"We will make sure that the right trees are planted in the right places and that more green jobs are created in the forestry sector," Eustice is due to say, according to a government statement published on Sunday.
‘Historic’: Chile votes for who will draft new constitution
Santiago, Chile – Maribel Mora Curriao, a Mapuche poet who lives in the Chilean capital, was excited to cast a ballot on Sunday in what she described as a “historic election for the Mapuche people”.
Curriao flew to Freire, a small town in southern Chile, to vote – and be closer to her roots.
“We are voting with pride and identity for the first time. We have taken this process very seriously and we are very much aware that this is a unique opportunity not only for us but for the Chilean people as a whole,” she told Al Jazeera.
“Whatever happens from now on will not take place without the Mapuche communities. It’s now or never.”
Chileans began voting on Saturday in a two-day election for mayors, governors and city councillors across the South American nation.
The voters are also selecting 155 representatives to make up a Constitutional Convention tasked with drafting a new constitution to replace the current one, which was written in the 1980s under the dictatorship of Augusto Pinochet.
Microsoft execs look to remove Bill Gates after reports of company relationships: WSJ
The divorce between Bill and Melinda Gates wasn't expected to be acrimonious, but revelations about the former Microsoft CEO's infidelity are causing concern among the company's board of directors.
According to the Wall Street Journal, the board is investigating Gates after it it was reported that he had an affair with a Microsoft engineer over the course of several years while Gates was serving as CEO.
"Microsoft received a concern in the latter half of 2019 that Bill Gates sought to initiate an intimate relationship with a company employee in the year 2000," a Microsoft spokesman told the Journal. "A committee of the Board reviewed the concern, aided by an outside law firm to conduct a thorough investigation. Throughout the investigation, Microsoft provided extensive support to the employee who raised the concern."
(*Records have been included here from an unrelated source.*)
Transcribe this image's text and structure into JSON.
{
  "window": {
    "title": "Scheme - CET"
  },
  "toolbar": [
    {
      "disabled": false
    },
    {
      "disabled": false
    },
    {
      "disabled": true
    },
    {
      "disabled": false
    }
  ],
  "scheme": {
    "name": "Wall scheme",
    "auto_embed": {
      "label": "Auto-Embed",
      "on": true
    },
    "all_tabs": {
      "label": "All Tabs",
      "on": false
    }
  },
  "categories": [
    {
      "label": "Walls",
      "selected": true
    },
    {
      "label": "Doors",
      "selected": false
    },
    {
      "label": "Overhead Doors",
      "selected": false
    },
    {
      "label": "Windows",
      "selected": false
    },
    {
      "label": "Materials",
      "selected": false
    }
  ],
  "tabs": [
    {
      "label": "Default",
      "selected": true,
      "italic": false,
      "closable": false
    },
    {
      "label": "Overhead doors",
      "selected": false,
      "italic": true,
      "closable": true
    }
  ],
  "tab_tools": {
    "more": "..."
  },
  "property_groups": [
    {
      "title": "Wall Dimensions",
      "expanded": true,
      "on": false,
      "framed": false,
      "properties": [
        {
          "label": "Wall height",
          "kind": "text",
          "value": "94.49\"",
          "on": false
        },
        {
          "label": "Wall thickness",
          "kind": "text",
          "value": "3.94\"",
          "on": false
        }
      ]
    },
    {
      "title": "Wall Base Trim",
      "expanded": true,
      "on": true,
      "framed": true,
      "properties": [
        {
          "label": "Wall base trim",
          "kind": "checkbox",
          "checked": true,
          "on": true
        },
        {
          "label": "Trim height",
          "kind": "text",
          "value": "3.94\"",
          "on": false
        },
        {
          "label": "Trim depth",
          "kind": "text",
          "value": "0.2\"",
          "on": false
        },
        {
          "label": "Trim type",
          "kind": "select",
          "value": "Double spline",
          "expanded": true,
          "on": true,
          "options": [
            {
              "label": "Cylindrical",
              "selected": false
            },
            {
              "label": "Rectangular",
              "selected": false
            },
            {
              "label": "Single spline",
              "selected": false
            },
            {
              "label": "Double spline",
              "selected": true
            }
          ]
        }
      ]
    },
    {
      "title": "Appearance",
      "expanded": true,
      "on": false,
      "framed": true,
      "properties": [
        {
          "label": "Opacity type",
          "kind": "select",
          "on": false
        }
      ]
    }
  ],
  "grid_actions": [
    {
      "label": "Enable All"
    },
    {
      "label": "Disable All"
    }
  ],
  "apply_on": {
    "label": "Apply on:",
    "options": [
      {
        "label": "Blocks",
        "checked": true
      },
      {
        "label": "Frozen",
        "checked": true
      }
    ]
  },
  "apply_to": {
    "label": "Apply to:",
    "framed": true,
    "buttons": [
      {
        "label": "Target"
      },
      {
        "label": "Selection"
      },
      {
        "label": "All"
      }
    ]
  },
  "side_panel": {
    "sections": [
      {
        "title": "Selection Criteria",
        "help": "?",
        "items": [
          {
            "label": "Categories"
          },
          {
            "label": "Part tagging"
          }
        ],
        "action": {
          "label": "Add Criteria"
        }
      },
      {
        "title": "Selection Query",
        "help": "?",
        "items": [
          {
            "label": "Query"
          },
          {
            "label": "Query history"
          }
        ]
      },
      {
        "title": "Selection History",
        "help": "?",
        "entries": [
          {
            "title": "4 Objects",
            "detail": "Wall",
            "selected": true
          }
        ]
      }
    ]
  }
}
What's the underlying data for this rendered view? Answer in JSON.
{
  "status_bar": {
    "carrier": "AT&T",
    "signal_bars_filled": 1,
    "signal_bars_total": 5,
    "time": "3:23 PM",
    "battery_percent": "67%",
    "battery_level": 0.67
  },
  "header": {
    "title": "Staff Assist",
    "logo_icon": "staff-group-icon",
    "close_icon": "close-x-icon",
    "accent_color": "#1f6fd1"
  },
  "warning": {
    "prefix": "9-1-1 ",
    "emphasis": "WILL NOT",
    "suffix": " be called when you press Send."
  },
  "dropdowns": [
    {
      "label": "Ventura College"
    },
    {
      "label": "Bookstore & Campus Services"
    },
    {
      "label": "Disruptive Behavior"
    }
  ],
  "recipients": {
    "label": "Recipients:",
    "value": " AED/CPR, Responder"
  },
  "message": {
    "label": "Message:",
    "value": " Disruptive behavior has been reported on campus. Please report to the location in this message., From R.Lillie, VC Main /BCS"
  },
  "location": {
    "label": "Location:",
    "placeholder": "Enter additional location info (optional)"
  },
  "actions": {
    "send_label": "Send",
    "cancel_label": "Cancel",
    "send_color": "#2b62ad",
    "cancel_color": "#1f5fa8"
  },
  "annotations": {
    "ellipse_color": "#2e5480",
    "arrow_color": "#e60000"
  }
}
New York Times
An Everest expedition abandons base camp after several climbers test positive for the coronavirus.
KATHMANDU, Nepal — A prominent mountaineering company abandoned its expedition to Mount Everest, dismantling its tents at base camp on Saturday after members of its team tested positive for the coronavirus.
An American climber and three Sherpa guides from a 51-person expedition were evacuated from base camp and hospitalized in Kathmandu, according to Ang Tendi Sherpa, managing director of the local agency that obtained the permit for the expedition.
“Rest of the climbers felt insecure,” Mr. Sherpa said. “That’s why the expedition was canceled.”
A second wave of the coronavirus is ravaging Nepal, overwhelming its feeble health care system. On Saturday, the authorities reported 8,167 new cases and 187 deaths.
On the peaks, the spread of the virus is unclear, but signs of trouble are growing.
Designed for disaster: These homes can withstand a Category 5 hurricane
Looking at a brochure from Deltec Homes feels like watching an episode of HGTV’s “House Hunters” — beachfront homes with ornate patios and panoramic windows overlook pristine ocean views.
It’s hard to believe that the same quaint, debonair homes are built to withstand Mother Nature’s ultimate test — a Category 5 hurricane.
It’s something they’ve done before, and will inevitably do again. And in an era marked by strengthening storms and rising seas due to climate change, Deltec Homes has made a business of building for the extreme.Deltec is one of a number of companies that designs, builds and sells custom hurricane-proof homes. The group was born in the 1950s when two brothers — one an engineer at Oak Ridge National Laboratory and the other an entrepreneur — began experimenting with the idea of marketing homes designed to survive the inconceivable. Since then, Deltec has contributed to the design installation of more than 5,000 homes worldwide.